The following article was published by Reidar Visser, an historian of Iraq educated at the University of Oxford and currently based at the Norwegian Institute of International Affairs. It is reproduced here with the author’s permission. The opinions expressed are those of the author, and do not necessarily reflect the views of Iraq Business News.
The decision by the Iraqi parliament on 18 April to cancel a clause of an old law dating from 1971 has led to a public debate about presidential prerogatives that reveals just how immature and shaky Iraq’s post-2003 system of government is.
The core of the matter relates to the cancellation by parliament of clause 136b in the Baath-era law on the organisation of the courts from 1971 that offered civil servants a degree of of immunity from prosecution in matters related to government service.
The measure had been promptly removed by Paul Bremer in 2003 but was reintroduced during the time of Ayad Allawi’s interim government in 2004. In removing the clause, Iraqi parliamentarians made reference to the ways in which it had enabled government officials to protect themselves against accusations of corruption.
The substantive issues at hand could merit a separate discussion. However, in terms of constitutional implications, it is the reactions to the passage of this act of legislation that are most important as indicators of the maturity or otherwise of Iraq’s post-2003 political system. It has been revealed that after the law was passed on 18 April, a letter was sent on 26 April from the Iraqi government to the Iraqi president, Jalal Talabani, asking him to take “the necessary constitutional measures to oppose the parliamentary decision to annul clause 136b”.
The problem, of course, is that no such “constitutional measures” exist! After the transitional presidency council was abolished in November 2010, the (ordinary) president no longer has any specified veto power since laws issued by parliament automatically come into force after 15 days whether the president opts to formally sign them or not. Had a presidential veto power in fact existed there would have been no need to specify one in the final transitional clauses of the constitution which created the temporary presidency council for the 2005-2010 period.

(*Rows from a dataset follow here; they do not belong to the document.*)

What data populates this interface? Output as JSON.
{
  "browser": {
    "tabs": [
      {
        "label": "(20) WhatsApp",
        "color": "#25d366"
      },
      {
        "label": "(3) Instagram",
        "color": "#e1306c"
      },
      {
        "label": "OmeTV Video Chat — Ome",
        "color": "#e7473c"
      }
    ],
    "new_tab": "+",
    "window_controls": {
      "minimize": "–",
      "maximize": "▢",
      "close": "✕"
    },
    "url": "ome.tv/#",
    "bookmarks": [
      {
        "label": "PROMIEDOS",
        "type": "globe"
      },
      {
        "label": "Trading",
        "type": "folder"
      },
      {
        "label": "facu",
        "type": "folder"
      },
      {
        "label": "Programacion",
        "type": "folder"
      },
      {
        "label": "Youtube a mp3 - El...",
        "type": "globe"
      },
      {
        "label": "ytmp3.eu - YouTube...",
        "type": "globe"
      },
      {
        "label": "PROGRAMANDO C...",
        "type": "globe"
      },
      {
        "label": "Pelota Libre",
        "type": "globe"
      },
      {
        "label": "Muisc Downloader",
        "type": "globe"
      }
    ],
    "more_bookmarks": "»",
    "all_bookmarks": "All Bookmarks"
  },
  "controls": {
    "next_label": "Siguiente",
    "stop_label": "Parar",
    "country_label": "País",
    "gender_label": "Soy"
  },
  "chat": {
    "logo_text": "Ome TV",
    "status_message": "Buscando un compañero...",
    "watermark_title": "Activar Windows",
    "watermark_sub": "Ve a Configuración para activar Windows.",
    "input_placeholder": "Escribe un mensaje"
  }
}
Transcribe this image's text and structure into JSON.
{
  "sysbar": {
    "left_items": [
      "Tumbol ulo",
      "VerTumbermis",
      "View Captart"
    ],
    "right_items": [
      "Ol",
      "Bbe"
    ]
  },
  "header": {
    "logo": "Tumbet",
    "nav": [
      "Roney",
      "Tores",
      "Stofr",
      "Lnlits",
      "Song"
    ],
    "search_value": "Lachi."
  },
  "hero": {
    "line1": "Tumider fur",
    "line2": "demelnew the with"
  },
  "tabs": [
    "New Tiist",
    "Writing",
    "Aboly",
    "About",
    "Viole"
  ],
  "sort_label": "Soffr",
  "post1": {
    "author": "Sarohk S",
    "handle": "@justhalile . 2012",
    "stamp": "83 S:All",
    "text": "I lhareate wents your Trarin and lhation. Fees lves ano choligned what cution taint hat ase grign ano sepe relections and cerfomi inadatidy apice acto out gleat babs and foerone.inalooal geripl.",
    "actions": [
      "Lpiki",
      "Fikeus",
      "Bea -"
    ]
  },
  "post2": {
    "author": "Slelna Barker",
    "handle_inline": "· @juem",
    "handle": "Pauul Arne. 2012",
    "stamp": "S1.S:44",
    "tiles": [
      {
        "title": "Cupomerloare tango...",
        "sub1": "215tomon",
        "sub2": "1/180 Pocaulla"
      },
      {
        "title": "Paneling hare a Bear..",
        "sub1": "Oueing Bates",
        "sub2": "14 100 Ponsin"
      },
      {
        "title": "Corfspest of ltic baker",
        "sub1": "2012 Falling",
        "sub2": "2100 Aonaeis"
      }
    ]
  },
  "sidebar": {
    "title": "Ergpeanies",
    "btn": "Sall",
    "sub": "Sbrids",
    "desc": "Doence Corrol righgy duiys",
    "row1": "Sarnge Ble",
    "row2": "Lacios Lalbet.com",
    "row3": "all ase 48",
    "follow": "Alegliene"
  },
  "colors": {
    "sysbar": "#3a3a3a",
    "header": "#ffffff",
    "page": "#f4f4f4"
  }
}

Also, it would not have been logical for the Kurds to seek an extension of the collective presidency council (this was one of their 19 demands for joining the second Maliki government) if in fact the presidency alredy enjoyed veto power, since everyone expected that Talabani would become president anyway at the time when they presented their demands.